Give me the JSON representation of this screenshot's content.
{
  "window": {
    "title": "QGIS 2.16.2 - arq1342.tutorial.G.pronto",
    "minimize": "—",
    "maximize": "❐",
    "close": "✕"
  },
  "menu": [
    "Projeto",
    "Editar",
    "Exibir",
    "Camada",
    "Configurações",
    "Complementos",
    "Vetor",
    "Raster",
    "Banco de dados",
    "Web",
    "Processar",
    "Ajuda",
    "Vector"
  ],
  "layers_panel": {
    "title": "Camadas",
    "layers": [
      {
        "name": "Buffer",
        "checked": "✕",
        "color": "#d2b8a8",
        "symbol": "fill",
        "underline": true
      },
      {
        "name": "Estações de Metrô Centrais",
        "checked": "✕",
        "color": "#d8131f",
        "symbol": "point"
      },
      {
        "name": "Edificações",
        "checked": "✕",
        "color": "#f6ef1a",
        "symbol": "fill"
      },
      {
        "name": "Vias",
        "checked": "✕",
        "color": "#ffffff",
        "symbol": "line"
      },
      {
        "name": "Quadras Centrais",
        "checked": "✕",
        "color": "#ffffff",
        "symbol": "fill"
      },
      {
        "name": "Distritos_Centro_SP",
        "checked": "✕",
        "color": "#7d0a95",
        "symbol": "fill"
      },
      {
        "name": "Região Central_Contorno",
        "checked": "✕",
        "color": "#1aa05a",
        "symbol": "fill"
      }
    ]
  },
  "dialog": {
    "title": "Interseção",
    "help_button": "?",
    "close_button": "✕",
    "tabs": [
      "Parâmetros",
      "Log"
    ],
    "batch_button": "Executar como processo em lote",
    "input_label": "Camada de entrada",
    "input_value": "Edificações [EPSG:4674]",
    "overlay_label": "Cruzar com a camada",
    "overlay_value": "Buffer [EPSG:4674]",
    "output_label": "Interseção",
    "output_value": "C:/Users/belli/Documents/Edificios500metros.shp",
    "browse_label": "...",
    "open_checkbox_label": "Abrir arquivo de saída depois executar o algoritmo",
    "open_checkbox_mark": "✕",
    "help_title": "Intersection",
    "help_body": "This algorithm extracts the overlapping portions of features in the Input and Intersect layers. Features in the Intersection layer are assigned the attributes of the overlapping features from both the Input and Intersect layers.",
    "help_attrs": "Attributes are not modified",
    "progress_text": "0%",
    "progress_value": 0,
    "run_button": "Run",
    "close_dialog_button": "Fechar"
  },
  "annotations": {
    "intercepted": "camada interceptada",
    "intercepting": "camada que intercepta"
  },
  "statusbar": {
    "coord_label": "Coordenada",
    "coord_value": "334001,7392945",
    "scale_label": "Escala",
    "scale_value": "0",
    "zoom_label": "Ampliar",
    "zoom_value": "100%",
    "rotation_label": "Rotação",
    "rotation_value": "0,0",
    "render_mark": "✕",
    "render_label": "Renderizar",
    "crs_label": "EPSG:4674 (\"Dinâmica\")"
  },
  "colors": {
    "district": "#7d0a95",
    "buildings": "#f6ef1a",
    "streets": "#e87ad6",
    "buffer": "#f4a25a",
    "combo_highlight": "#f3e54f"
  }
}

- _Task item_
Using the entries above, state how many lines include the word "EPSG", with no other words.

- _Task response_
3